START TASK INPUT

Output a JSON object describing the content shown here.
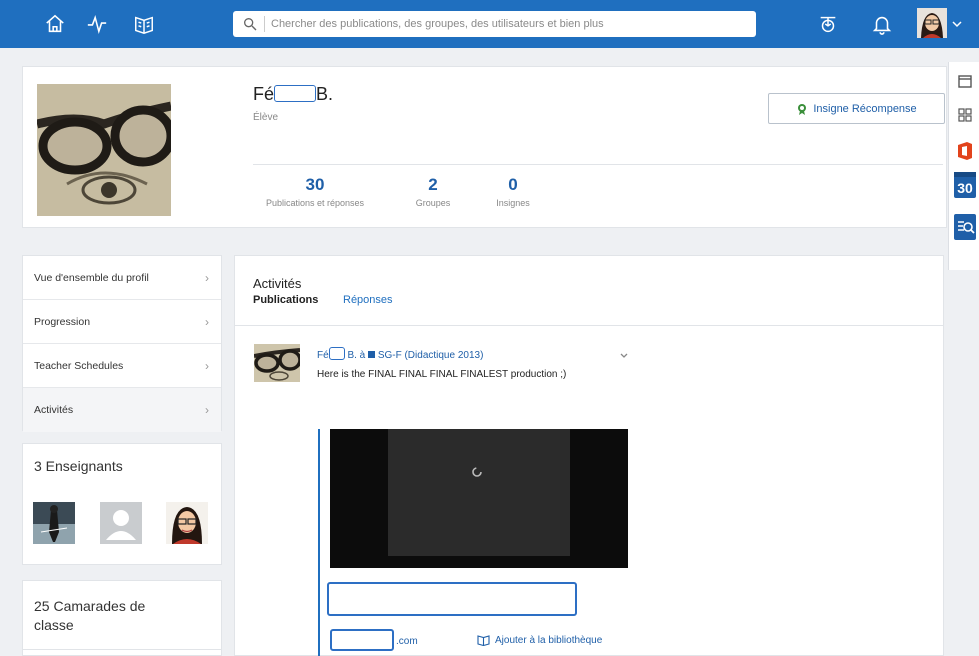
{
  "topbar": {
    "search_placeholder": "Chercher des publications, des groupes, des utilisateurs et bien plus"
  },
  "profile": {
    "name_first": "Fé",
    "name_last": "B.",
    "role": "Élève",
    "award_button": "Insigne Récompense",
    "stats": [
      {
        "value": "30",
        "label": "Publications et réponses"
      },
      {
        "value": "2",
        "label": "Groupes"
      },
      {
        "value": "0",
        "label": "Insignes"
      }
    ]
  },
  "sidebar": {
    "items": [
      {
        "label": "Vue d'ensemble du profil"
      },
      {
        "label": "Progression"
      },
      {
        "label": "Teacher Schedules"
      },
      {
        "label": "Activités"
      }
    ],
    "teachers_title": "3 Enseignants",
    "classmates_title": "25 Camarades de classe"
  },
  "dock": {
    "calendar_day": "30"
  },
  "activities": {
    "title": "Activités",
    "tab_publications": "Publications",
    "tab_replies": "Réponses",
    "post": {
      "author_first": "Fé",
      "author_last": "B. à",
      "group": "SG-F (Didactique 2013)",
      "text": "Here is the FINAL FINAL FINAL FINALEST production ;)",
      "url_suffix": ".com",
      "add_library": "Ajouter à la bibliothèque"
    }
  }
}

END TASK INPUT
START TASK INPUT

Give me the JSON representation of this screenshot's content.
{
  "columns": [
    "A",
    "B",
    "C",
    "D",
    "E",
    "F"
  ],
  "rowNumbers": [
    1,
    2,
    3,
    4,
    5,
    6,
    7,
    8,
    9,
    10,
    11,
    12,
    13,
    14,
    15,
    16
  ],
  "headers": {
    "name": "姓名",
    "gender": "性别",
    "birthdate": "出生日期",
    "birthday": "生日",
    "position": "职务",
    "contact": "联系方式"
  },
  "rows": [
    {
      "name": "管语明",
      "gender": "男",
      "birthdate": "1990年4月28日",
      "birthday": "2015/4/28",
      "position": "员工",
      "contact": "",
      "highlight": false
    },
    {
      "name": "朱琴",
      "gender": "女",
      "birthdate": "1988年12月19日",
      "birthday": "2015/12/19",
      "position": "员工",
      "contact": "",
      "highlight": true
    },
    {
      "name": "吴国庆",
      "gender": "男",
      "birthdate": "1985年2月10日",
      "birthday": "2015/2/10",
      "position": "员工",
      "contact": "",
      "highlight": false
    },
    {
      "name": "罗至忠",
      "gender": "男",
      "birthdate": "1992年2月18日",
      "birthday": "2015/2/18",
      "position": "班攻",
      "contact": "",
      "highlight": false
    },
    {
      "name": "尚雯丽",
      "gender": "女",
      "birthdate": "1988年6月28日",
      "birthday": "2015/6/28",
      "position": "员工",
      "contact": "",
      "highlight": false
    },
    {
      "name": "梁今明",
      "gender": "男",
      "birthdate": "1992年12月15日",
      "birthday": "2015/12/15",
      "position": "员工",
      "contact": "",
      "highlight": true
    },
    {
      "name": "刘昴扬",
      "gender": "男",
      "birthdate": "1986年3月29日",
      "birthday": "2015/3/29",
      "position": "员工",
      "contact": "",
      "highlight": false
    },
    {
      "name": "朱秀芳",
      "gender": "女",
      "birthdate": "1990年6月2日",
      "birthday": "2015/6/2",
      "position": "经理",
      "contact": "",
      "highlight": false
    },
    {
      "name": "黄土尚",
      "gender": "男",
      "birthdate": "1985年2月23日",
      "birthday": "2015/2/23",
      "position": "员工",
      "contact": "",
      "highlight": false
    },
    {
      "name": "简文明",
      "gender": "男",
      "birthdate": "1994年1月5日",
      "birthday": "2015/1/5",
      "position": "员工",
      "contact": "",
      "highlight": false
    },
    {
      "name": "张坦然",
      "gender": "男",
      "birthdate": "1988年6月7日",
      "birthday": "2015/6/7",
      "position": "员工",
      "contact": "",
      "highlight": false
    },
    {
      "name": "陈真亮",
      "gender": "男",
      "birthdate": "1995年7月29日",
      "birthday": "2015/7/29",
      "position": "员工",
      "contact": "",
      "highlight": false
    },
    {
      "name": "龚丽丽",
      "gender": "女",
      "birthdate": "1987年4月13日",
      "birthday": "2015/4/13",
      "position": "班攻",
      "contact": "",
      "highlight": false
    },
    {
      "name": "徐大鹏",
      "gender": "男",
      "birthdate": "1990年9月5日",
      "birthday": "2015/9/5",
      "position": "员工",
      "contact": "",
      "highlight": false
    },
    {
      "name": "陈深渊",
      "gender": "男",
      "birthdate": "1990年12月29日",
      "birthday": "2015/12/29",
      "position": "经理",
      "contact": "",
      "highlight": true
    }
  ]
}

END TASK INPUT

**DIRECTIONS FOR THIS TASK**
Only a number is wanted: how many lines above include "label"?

**EXERCISE SOLUTION**
7